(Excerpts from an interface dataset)
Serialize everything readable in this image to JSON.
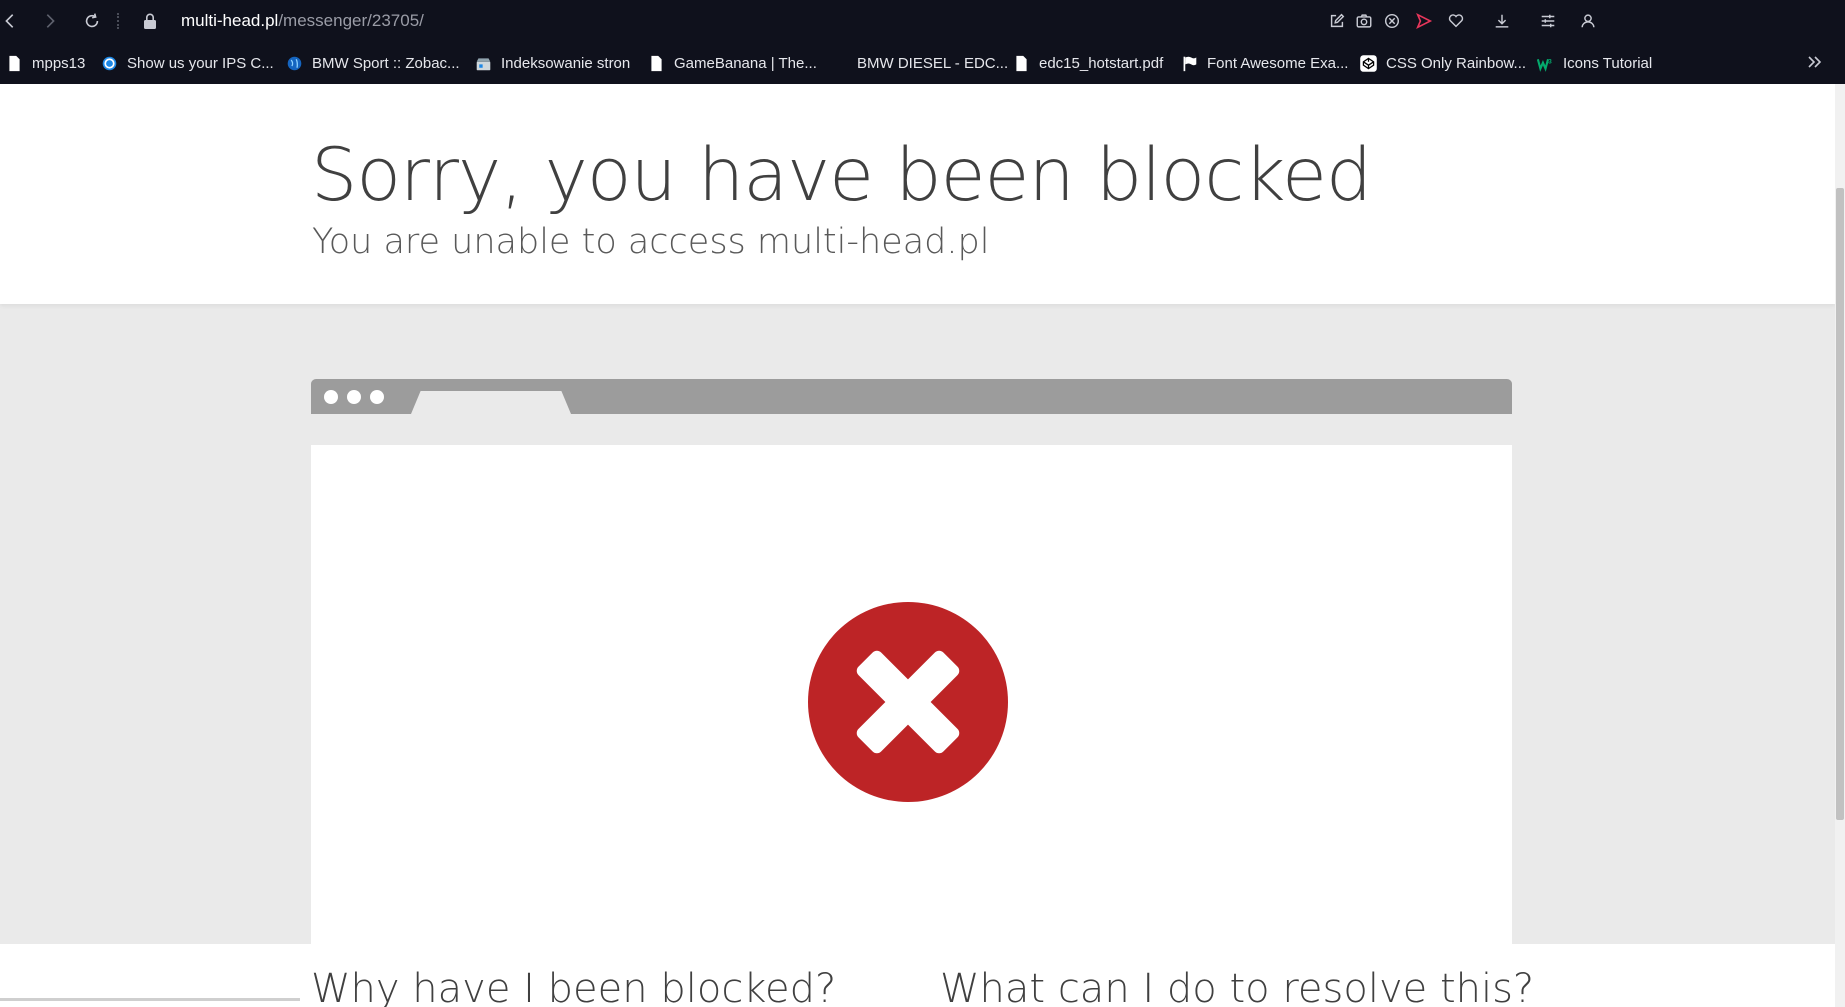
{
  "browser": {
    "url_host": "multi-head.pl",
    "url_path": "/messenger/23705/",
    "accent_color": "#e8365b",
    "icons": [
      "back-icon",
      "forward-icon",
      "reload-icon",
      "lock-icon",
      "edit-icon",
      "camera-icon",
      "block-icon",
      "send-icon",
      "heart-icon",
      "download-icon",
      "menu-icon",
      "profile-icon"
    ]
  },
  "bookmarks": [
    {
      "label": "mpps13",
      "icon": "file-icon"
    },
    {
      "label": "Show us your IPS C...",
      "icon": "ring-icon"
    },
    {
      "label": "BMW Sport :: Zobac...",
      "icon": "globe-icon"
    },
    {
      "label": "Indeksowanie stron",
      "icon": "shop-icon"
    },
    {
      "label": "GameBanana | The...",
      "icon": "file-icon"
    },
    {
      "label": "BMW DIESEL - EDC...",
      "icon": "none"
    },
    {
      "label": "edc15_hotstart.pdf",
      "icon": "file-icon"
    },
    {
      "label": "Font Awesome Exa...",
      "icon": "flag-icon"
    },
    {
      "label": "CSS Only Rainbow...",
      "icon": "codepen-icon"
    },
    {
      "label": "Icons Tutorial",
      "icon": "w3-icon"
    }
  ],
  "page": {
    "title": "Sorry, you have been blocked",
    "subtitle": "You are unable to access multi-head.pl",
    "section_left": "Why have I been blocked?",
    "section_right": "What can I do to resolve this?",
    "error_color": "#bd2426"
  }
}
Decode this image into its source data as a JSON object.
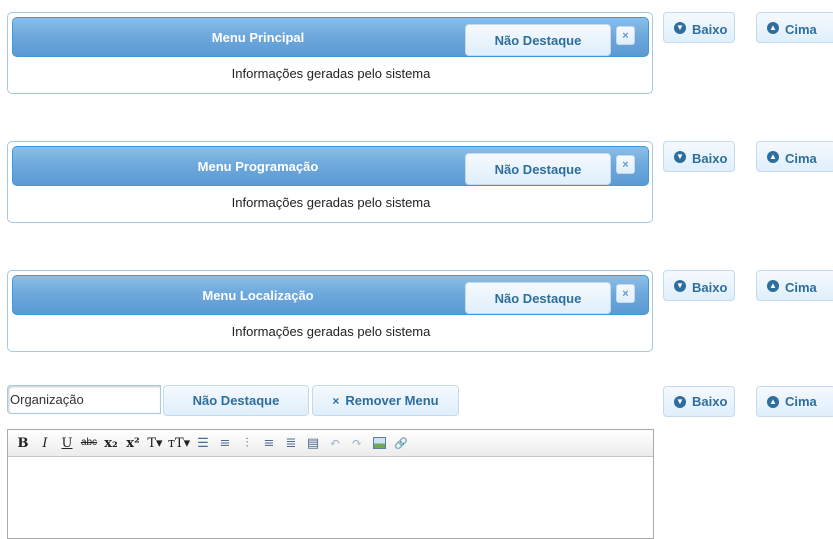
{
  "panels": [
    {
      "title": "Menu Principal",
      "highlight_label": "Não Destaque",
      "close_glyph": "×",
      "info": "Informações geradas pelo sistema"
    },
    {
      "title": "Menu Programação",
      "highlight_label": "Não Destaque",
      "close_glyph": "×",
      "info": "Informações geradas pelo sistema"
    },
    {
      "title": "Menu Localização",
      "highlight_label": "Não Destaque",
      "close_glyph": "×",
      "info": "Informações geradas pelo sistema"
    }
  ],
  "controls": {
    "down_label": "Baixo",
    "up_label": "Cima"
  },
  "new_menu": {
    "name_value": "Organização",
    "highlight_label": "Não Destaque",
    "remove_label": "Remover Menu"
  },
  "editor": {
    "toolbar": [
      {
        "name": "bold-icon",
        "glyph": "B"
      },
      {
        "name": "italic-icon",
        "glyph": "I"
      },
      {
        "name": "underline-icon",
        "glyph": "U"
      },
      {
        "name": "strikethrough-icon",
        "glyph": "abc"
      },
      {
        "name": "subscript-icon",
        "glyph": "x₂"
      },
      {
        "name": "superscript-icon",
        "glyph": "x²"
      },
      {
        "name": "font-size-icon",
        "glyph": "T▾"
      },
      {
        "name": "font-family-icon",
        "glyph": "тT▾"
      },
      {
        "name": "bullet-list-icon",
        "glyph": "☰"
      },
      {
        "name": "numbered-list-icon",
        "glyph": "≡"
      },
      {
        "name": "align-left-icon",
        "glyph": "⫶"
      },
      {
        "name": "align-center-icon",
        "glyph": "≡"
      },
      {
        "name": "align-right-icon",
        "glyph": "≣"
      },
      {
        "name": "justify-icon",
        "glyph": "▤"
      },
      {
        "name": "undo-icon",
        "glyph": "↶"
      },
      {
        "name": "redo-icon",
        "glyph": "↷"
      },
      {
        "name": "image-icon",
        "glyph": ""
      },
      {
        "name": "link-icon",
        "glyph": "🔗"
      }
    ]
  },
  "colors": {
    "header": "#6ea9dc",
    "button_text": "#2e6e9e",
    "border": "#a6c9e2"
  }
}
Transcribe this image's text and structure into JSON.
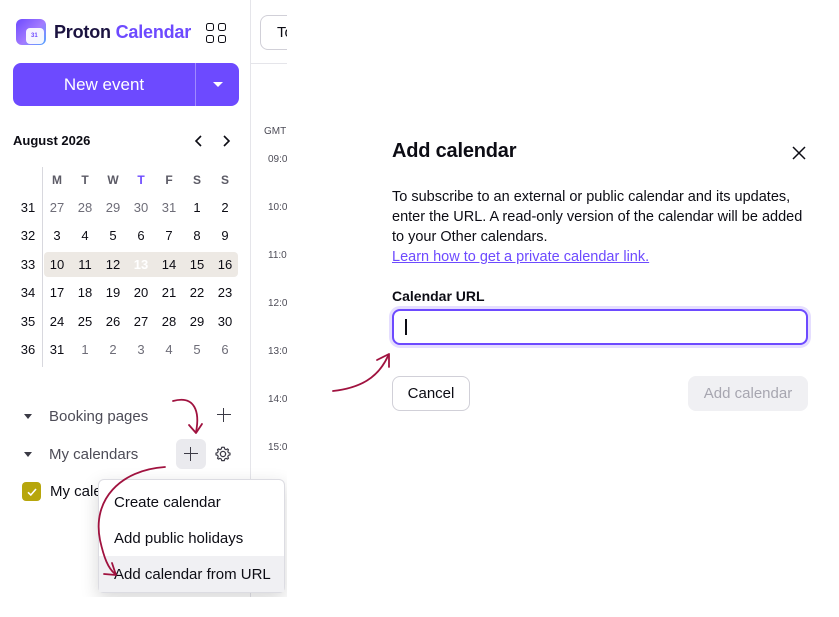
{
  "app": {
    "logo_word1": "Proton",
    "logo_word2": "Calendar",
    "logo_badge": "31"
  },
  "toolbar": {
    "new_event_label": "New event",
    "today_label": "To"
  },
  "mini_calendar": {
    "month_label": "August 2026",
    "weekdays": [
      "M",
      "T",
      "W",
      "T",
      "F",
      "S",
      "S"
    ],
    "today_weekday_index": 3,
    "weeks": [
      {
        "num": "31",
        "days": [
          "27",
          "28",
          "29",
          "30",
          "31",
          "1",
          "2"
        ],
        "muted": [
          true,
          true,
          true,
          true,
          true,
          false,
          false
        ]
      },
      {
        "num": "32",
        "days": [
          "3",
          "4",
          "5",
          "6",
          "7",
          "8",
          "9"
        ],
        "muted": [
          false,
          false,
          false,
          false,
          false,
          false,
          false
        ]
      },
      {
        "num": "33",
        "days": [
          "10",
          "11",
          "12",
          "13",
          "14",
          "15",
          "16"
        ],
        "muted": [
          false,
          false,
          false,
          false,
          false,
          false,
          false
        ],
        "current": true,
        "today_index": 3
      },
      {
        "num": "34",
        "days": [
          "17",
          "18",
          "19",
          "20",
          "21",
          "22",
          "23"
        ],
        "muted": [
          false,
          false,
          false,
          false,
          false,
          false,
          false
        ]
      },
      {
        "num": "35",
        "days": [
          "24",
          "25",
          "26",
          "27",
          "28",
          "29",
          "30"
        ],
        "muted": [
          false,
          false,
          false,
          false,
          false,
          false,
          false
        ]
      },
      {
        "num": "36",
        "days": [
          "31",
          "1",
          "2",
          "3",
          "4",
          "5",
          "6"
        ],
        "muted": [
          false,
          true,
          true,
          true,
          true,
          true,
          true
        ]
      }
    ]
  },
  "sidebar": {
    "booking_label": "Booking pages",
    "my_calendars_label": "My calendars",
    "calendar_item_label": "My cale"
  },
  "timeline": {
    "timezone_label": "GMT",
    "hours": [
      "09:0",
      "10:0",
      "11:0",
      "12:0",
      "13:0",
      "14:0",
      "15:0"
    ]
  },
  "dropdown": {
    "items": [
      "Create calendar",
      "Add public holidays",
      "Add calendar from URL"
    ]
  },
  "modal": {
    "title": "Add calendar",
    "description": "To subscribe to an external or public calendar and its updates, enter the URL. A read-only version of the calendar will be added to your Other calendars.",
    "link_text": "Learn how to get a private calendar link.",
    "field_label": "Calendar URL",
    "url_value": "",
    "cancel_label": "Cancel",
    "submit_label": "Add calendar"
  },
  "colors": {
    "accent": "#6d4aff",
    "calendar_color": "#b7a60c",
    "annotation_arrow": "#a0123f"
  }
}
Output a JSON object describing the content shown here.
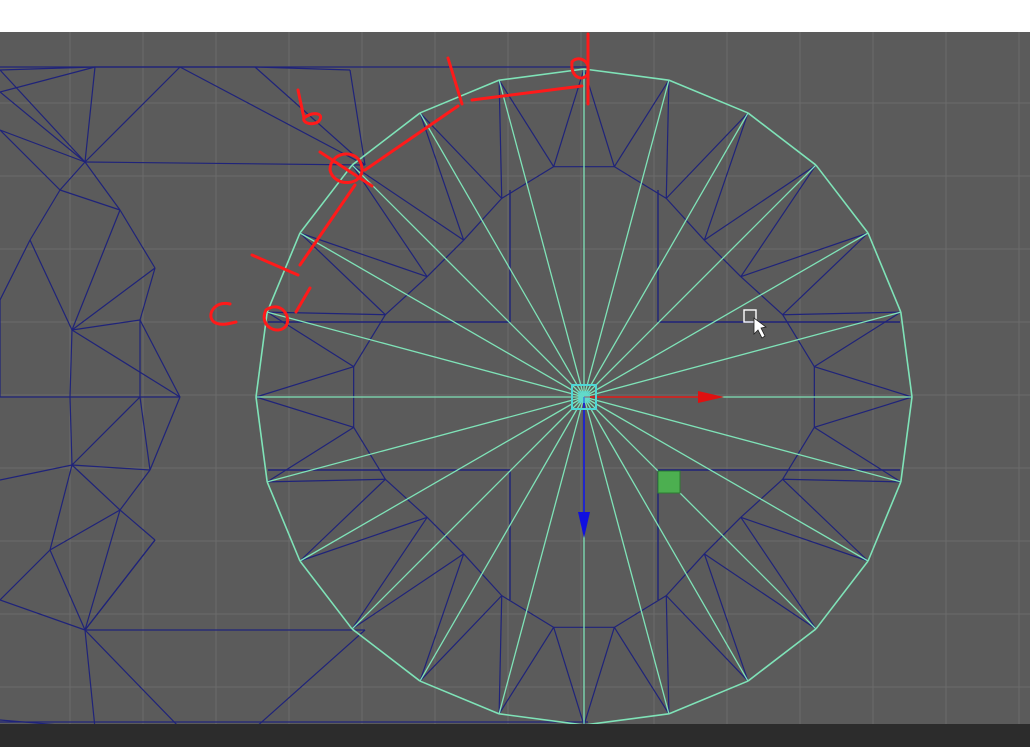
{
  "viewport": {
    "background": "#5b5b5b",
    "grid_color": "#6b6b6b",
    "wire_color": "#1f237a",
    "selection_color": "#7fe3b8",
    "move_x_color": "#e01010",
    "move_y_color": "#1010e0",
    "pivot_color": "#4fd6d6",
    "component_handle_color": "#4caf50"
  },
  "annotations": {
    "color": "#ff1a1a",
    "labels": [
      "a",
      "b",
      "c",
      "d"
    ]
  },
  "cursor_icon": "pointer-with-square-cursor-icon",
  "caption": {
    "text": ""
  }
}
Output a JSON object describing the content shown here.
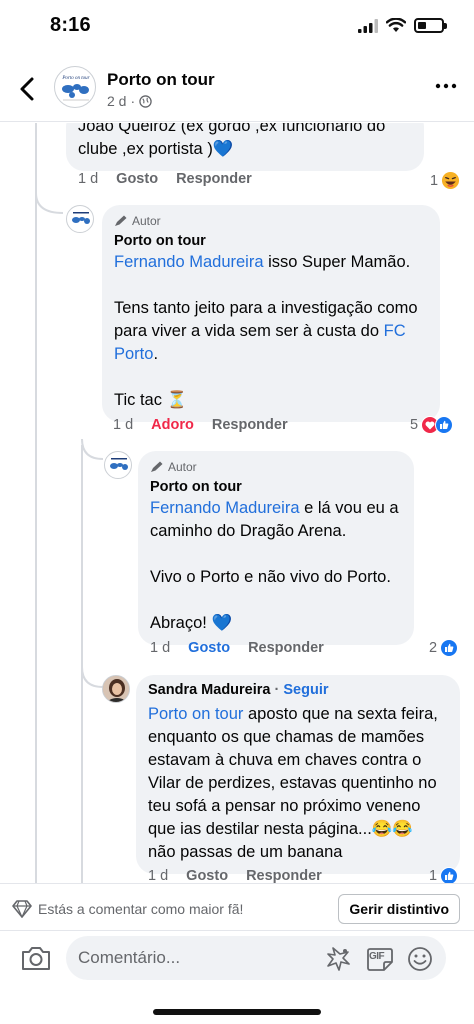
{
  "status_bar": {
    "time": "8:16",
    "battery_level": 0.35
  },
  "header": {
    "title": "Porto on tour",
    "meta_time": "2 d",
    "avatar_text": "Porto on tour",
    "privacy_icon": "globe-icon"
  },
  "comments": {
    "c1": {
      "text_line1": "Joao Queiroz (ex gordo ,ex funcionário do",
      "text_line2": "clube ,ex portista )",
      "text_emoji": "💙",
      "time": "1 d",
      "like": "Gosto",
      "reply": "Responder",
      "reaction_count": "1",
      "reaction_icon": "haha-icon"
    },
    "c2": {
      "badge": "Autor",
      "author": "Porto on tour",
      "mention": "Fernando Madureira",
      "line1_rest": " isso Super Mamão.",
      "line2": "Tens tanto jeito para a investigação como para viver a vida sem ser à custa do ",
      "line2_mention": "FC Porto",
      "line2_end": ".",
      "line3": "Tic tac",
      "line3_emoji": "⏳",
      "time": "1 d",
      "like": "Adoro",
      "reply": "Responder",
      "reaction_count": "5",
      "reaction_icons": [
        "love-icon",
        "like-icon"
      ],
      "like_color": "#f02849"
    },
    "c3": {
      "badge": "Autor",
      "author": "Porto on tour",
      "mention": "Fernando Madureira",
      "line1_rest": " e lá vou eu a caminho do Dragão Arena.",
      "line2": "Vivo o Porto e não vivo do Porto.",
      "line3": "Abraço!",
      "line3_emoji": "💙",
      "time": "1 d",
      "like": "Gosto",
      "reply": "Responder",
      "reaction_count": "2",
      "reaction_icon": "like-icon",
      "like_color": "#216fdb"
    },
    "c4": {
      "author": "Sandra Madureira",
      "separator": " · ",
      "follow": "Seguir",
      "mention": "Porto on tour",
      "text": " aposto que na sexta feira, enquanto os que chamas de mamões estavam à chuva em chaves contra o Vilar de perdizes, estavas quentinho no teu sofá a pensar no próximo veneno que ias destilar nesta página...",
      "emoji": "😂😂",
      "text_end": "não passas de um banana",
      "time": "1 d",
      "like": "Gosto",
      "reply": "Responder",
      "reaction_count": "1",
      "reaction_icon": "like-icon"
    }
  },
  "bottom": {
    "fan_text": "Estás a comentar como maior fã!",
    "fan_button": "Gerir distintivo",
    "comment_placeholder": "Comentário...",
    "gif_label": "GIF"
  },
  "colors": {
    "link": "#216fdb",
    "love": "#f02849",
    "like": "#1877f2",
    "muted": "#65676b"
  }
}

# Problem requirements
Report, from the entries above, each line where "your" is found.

# Response area
      "label": "Show us your IPS C...",
    "description": "To subscribe to an external or public calendar and its updates, enter the URL. A read-only version of the calendar will be added to your Other calendars.",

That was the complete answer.